“A heinous massacre by a white supremacist,” Buffalo native Kathy Hochul tweeted on Saturday night. He was the first politician to give a name and surname to a core threat to the security of the United States: that of internal or domestic extremism. In the 20 years since 9/11, far-right extremists have killed more people in the US than Islamist terrorists based in the country. FBI Director Christopher Wray told Congress last September that the assault on Capitol Hill was not an isolated incident and that “the problem of domestic terrorism has been spreading across the country for several years.” This is confirmed by the records, since 2014, with exponential growth, especially pronounced in 2020 and 2021.

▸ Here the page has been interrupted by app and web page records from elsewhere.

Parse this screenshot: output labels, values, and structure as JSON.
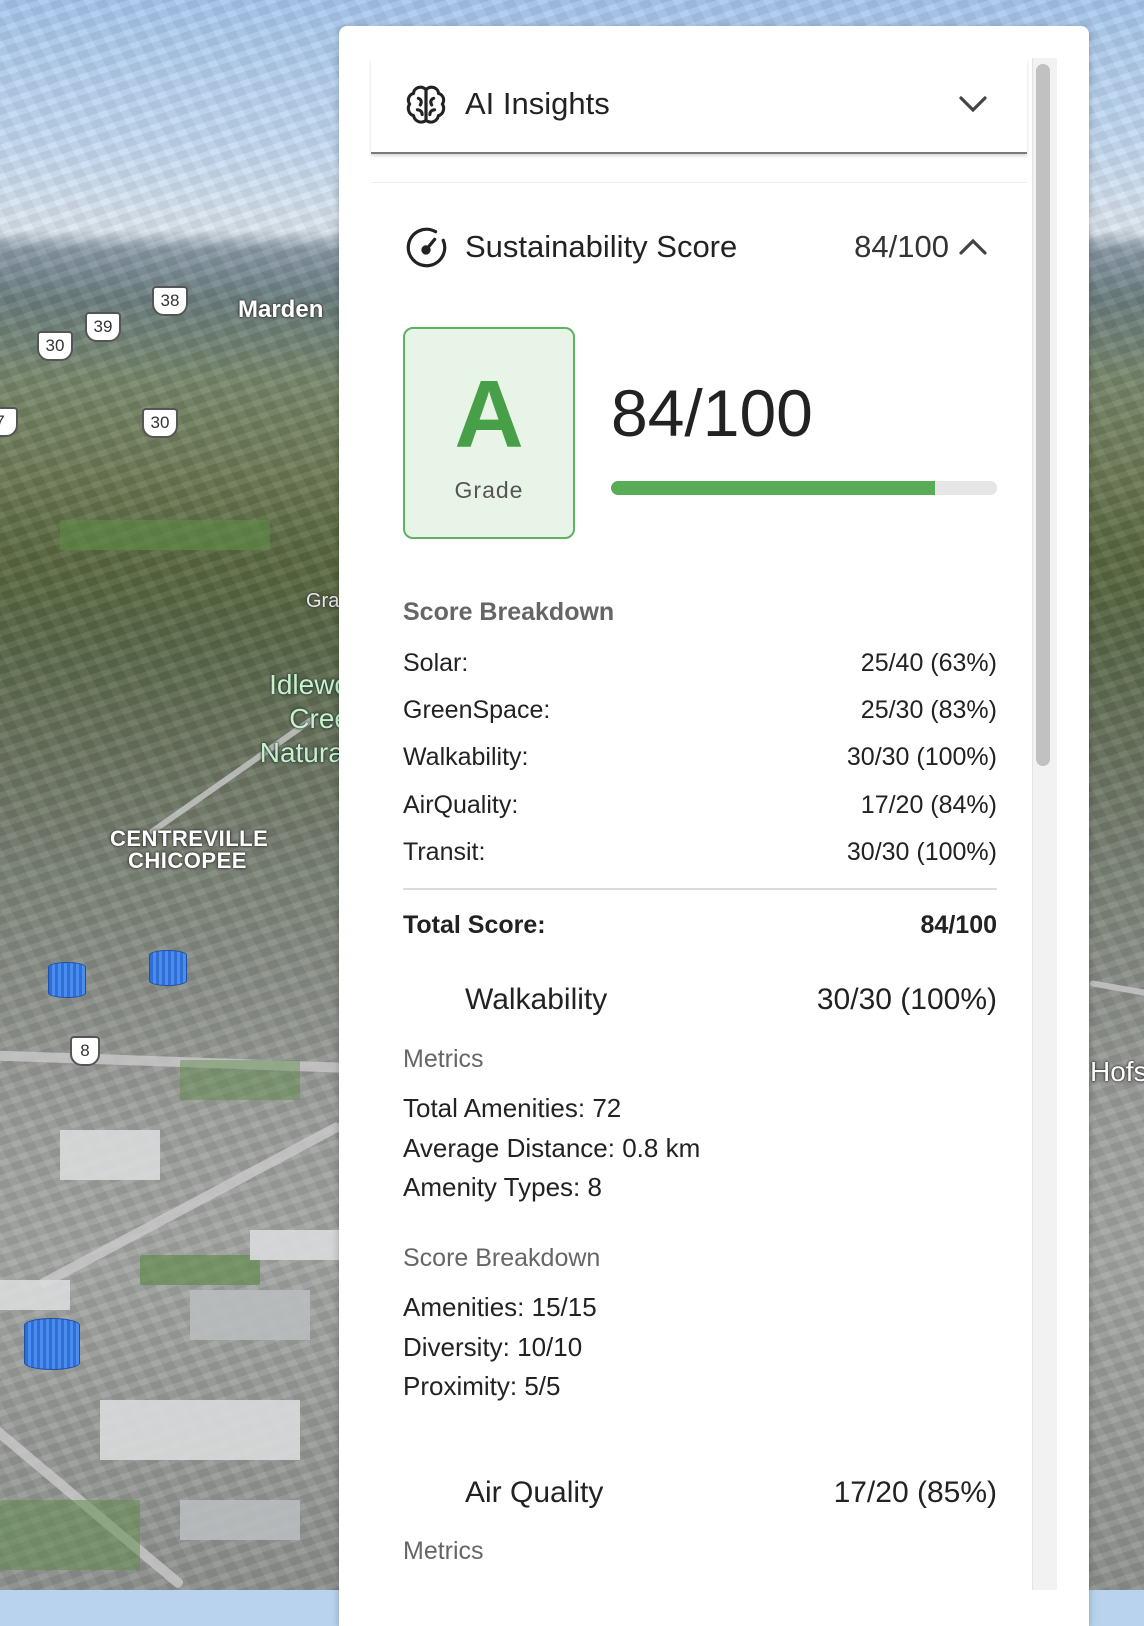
{
  "map": {
    "labels": {
      "marden": "Marden",
      "grand": "Gra",
      "park_line1": "Idlewo",
      "park_line2": "Cree",
      "park_line3": "Natural",
      "district_line1": "CENTREVILLE",
      "district_line2": "CHICOPEE",
      "hofs": "Hofs"
    },
    "shields": [
      "38",
      "39",
      "30",
      "30",
      "8",
      "7"
    ]
  },
  "ai_insights": {
    "icon": "brain-icon",
    "title": "AI Insights",
    "chevron": "chevron-down-icon"
  },
  "sustainability": {
    "icon": "gauge-icon",
    "title": "Sustainability Score",
    "score": "84/100",
    "chevron": "chevron-up-icon",
    "grade": "A",
    "grade_label": "Grade",
    "big_score": "84/100",
    "progress": 0.84,
    "colors": {
      "accent": "#5aab55",
      "grade_bg": "#e9f4e8",
      "grade_border": "#5fb25f"
    },
    "breakdown_heading": "Score Breakdown",
    "breakdown": [
      {
        "label": "Solar:",
        "value": "25/40 (63%)"
      },
      {
        "label": "GreenSpace:",
        "value": "25/30 (83%)"
      },
      {
        "label": "Walkability:",
        "value": "30/30 (100%)"
      },
      {
        "label": "AirQuality:",
        "value": "17/20 (84%)"
      },
      {
        "label": "Transit:",
        "value": "30/30 (100%)"
      }
    ],
    "total_label": "Total Score:",
    "total_value": "84/100"
  },
  "walkability": {
    "title": "Walkability",
    "value": "30/30 (100%)",
    "metrics_heading": "Metrics",
    "metrics": [
      "Total Amenities: 72",
      "Average Distance: 0.8 km",
      "Amenity Types: 8"
    ],
    "breakdown_heading": "Score Breakdown",
    "breakdown": [
      "Amenities: 15/15",
      "Diversity: 10/10",
      "Proximity: 5/5"
    ]
  },
  "air_quality": {
    "title": "Air Quality",
    "value": "17/20 (85%)",
    "metrics_heading": "Metrics"
  }
}
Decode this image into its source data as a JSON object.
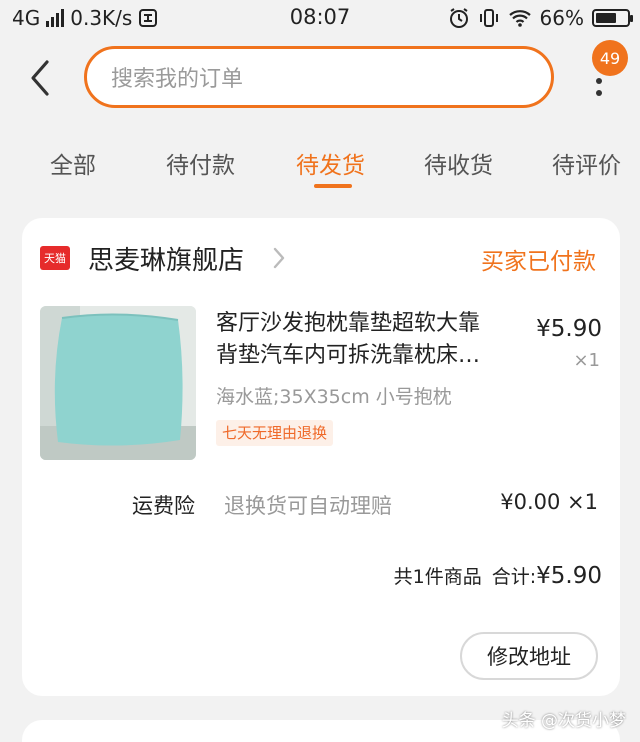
{
  "status_bar": {
    "network": "4G",
    "speed": "0.3K/s",
    "time": "08:07",
    "battery": "66%",
    "battery_level": 0.66
  },
  "header": {
    "search_placeholder": "搜索我的订单",
    "badge_count": "49"
  },
  "tabs": [
    {
      "label": "全部",
      "active": false
    },
    {
      "label": "待付款",
      "active": false
    },
    {
      "label": "待发货",
      "active": true
    },
    {
      "label": "待收货",
      "active": false
    },
    {
      "label": "待评价",
      "active": false
    }
  ],
  "order": {
    "shop_logo_text": "天猫",
    "shop_name": "思麦琳旗舰店",
    "status": "买家已付款",
    "product": {
      "title_line1": "客厅沙发抱枕靠垫超软大靠",
      "title_line2": "背垫汽车内可拆洗靠枕床…",
      "sku": "海水蓝;35X35cm 小号抱枕",
      "tag": "七天无理由退换",
      "price": "¥5.90",
      "qty": "×1"
    },
    "insurance": {
      "label": "运费险",
      "desc": "退换货可自动理赔",
      "price": "¥0.00 ×1"
    },
    "summary": {
      "count_text": "共1件商品",
      "total_label": "合计:",
      "total": "¥5.90"
    },
    "action_label": "修改地址"
  },
  "watermark": "头条 @次货小梦",
  "colors": {
    "accent": "#f0731d",
    "tmall_red": "#e62b2b",
    "pillow": "#8fd3cf"
  },
  "icons": [
    "signal-icon",
    "hotspot-icon",
    "alarm-icon",
    "vibrate-icon",
    "wifi-icon",
    "battery-icon",
    "back-arrow-icon",
    "more-icon",
    "tmall-logo-icon",
    "chevron-right-icon"
  ]
}
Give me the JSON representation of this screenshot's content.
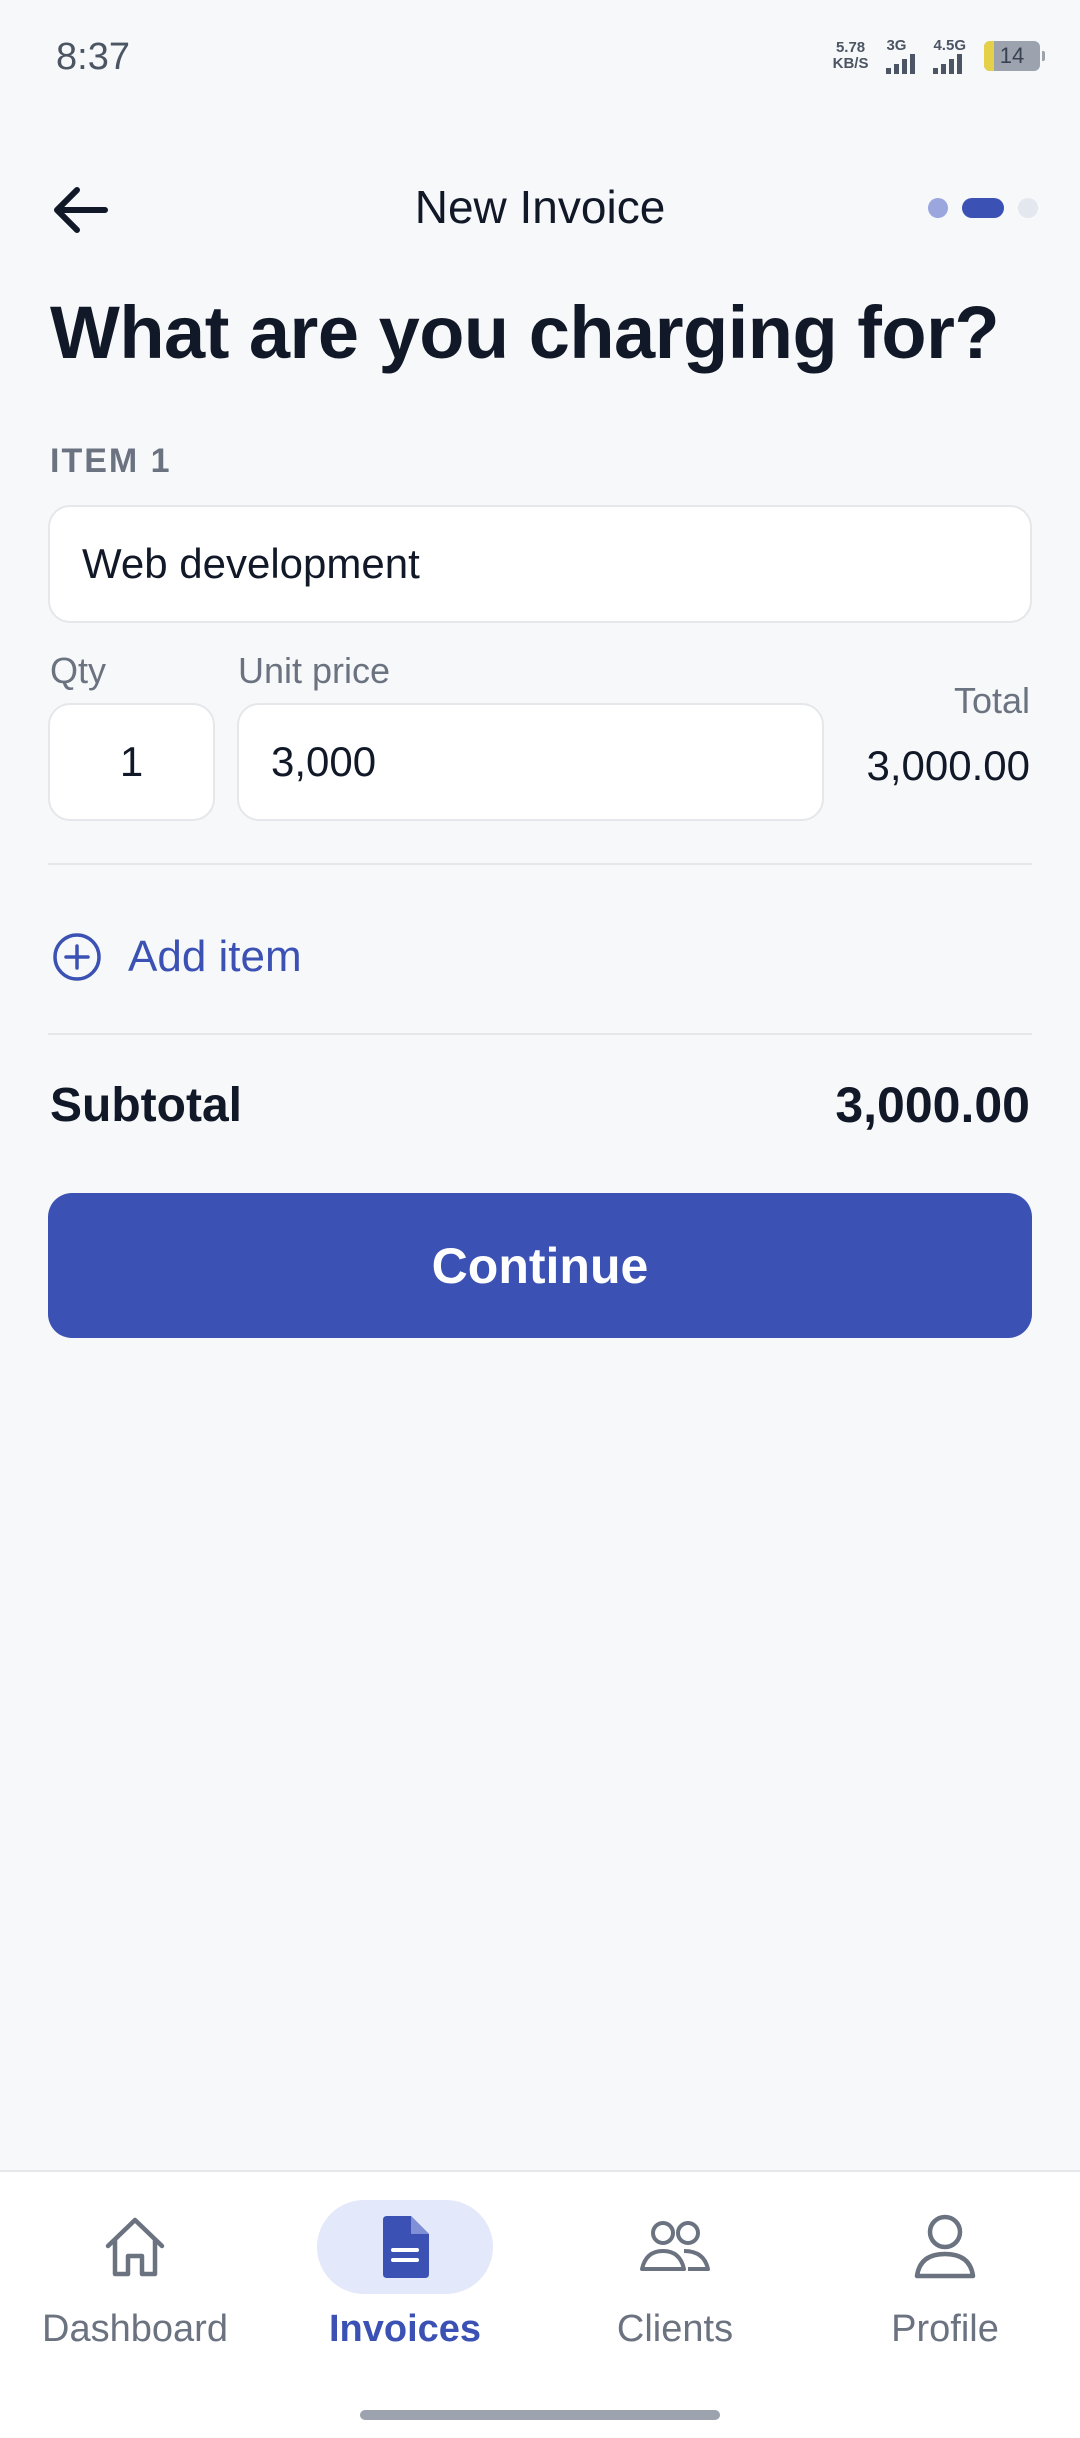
{
  "status_bar": {
    "time": "8:37",
    "net_speed_value": "5.78",
    "net_speed_unit": "KB/S",
    "sim1_label": "3G",
    "sim2_label": "4.5G",
    "battery": "14"
  },
  "header": {
    "title": "New Invoice",
    "back_icon": "arrow-left-icon",
    "steps": [
      "done",
      "active",
      "todo"
    ]
  },
  "question": "What are you charging for?",
  "item": {
    "label": "ITEM 1",
    "description": "Web development",
    "qty_label": "Qty",
    "qty": "1",
    "unit_price_label": "Unit price",
    "unit_price": "3,000",
    "total_label": "Total",
    "total": "3,000.00"
  },
  "add_item": {
    "label": "Add item",
    "icon": "plus-circle-icon"
  },
  "subtotal": {
    "label": "Subtotal",
    "value": "3,000.00"
  },
  "continue_label": "Continue",
  "colors": {
    "accent": "#3B52B4",
    "background": "#F7F8FA",
    "active_nav_bg": "#E3E8FA"
  },
  "bottom_nav": {
    "items": [
      {
        "label": "Dashboard",
        "icon": "home-icon",
        "active": false
      },
      {
        "label": "Invoices",
        "icon": "document-icon",
        "active": true
      },
      {
        "label": "Clients",
        "icon": "users-icon",
        "active": false
      },
      {
        "label": "Profile",
        "icon": "user-icon",
        "active": false
      }
    ]
  }
}
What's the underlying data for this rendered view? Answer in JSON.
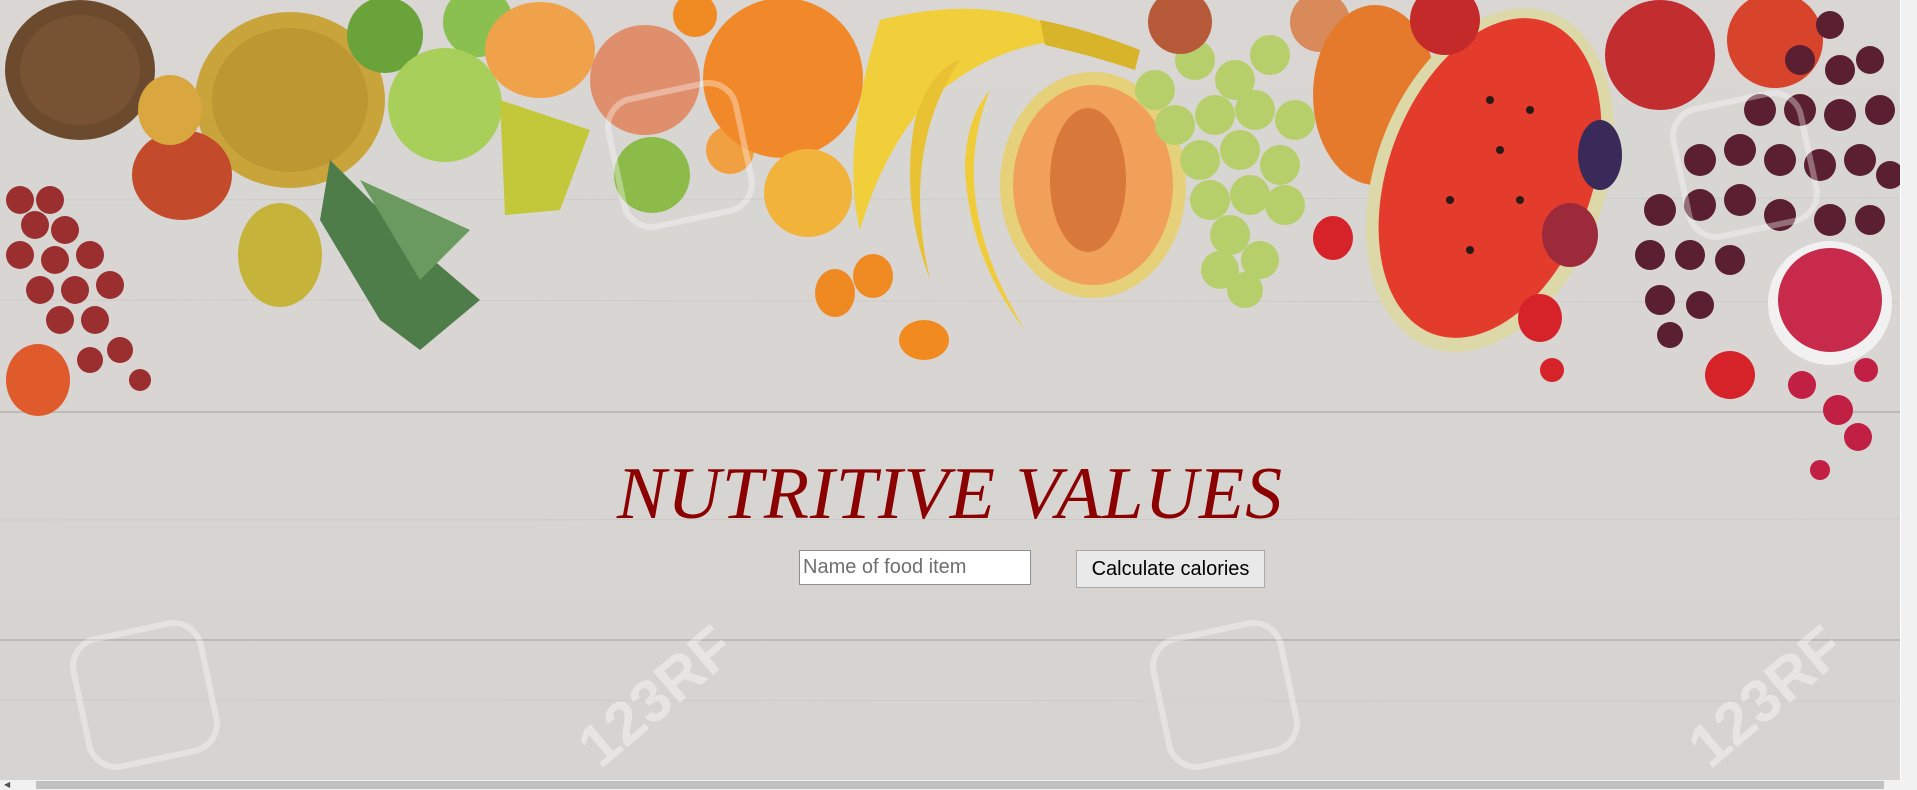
{
  "page": {
    "title": "NUTRITIVE VALUES",
    "title_color": "#8b0000"
  },
  "search": {
    "placeholder": "Name of food item",
    "value": ""
  },
  "actions": {
    "calculate_label": "Calculate calories"
  },
  "background": {
    "description_icon": "fruit-banner-image",
    "watermark": "123RF"
  },
  "scrollbars": {
    "left_arrow_icon": "arrow-left-icon"
  }
}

Wray added that white supremacists constitute “the majority representation of domestic terrorism in general” and “have been responsible for the deadliest attacks in the last decade.” Examples are not lacking, such as the murder of nine black parishioners in a church in Charleston, South Carolina, by a white man, in 2015. Dylann Roof, the man who shot up the church, is one of the names cited by Genton, although he says feel a special connection with the New Zealand supremacist, “the one who radicalized me the most”, as he has recorded, with the expertise of a notary and the delirium of someone completely lacking in judgment, in that hate memo.